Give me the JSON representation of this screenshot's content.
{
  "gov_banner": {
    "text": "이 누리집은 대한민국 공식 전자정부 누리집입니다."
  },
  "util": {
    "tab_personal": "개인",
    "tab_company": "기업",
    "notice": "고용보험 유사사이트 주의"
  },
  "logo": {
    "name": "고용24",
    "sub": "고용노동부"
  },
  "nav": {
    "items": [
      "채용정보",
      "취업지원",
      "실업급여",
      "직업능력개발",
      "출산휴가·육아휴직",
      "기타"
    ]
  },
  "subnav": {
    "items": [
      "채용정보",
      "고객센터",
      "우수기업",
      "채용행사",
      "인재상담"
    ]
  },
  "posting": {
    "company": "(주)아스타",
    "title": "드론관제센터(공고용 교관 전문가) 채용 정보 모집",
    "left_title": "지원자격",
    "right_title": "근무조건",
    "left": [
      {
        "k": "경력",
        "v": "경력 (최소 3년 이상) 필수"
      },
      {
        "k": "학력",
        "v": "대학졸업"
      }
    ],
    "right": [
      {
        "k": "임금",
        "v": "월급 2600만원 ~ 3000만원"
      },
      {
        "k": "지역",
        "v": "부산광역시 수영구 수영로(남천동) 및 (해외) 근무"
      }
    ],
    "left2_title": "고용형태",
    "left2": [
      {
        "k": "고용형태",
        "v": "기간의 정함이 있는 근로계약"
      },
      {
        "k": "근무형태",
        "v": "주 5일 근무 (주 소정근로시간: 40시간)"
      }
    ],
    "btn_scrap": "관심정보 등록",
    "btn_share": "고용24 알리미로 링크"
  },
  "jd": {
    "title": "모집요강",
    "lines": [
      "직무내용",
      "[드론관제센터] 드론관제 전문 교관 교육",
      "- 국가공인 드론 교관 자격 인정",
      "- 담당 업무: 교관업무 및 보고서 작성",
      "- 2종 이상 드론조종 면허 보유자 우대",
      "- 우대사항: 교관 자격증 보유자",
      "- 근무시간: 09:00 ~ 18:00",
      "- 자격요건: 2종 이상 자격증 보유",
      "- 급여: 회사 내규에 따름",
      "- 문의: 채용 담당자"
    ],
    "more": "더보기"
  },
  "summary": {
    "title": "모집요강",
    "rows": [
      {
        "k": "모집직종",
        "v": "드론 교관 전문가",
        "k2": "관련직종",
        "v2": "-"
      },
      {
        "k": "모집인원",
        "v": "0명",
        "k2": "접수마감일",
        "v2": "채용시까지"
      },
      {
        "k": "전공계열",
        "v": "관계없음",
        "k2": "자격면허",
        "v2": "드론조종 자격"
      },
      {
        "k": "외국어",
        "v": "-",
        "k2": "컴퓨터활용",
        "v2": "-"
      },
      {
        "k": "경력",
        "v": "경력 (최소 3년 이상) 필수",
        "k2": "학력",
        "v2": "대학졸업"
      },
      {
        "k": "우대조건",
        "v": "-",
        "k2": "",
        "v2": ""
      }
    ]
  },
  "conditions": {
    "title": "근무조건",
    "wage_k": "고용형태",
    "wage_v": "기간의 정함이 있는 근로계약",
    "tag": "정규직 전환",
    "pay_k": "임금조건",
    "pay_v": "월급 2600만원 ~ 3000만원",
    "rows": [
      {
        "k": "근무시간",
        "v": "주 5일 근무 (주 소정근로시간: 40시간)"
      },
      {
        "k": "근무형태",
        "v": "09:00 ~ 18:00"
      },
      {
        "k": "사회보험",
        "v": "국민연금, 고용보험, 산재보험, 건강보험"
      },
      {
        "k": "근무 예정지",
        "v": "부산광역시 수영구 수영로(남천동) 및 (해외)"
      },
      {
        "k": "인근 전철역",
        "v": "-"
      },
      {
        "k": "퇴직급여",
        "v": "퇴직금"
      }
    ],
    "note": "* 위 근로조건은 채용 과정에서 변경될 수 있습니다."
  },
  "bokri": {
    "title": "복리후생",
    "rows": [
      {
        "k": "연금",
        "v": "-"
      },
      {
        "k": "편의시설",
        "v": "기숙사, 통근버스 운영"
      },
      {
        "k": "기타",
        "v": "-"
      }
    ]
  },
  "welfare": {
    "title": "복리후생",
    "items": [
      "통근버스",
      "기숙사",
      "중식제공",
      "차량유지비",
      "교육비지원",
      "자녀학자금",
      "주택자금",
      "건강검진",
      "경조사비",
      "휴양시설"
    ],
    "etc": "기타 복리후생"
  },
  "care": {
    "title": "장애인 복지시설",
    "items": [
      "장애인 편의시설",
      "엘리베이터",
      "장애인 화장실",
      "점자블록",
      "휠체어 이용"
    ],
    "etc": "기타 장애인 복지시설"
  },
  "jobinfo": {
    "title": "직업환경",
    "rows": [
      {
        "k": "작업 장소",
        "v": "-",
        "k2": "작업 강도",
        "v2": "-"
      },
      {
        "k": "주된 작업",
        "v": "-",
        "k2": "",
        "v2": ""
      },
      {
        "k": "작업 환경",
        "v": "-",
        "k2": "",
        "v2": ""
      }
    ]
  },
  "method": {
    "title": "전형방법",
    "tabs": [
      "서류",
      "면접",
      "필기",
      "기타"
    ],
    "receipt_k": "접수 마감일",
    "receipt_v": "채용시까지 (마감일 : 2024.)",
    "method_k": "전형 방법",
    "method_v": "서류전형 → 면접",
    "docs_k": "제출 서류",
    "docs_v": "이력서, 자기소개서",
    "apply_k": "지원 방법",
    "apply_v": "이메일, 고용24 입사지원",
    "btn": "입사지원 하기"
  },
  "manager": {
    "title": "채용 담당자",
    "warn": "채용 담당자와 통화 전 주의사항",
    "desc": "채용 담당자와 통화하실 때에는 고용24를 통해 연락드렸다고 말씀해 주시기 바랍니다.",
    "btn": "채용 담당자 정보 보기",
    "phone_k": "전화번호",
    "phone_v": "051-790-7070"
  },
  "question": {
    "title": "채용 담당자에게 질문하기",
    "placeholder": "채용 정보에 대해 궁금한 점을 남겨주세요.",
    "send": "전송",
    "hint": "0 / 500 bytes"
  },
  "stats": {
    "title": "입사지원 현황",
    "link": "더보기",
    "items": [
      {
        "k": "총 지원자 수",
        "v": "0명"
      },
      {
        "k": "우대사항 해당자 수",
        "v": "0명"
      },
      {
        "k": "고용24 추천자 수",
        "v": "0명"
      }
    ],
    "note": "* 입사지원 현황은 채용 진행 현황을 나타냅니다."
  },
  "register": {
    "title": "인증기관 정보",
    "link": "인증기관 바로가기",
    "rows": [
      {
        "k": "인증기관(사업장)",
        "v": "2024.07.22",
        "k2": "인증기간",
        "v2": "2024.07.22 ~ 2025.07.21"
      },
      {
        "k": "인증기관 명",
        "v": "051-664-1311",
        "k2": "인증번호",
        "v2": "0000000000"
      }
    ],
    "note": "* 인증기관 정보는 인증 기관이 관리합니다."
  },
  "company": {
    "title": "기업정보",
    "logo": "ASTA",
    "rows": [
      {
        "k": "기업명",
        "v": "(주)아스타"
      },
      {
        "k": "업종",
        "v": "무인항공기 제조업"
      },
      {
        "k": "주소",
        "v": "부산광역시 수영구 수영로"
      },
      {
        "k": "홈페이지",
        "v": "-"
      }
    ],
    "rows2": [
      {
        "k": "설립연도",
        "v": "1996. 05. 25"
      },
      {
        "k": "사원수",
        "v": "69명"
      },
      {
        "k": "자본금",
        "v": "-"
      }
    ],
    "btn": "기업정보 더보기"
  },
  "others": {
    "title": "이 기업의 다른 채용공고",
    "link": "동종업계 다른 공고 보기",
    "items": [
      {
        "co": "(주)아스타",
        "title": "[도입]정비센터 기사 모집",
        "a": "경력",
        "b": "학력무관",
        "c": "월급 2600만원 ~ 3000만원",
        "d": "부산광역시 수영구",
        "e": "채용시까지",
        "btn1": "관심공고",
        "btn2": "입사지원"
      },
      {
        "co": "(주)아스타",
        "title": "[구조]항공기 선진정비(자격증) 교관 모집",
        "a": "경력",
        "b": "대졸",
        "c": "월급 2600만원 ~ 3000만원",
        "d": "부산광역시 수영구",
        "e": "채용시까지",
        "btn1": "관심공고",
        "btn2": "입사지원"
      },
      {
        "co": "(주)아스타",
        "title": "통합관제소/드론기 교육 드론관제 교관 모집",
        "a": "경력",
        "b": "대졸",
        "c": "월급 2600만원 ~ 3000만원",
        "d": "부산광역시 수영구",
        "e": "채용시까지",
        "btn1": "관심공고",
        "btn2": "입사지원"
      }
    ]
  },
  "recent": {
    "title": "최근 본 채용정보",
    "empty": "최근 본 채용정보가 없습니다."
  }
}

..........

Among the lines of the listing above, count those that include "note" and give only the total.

3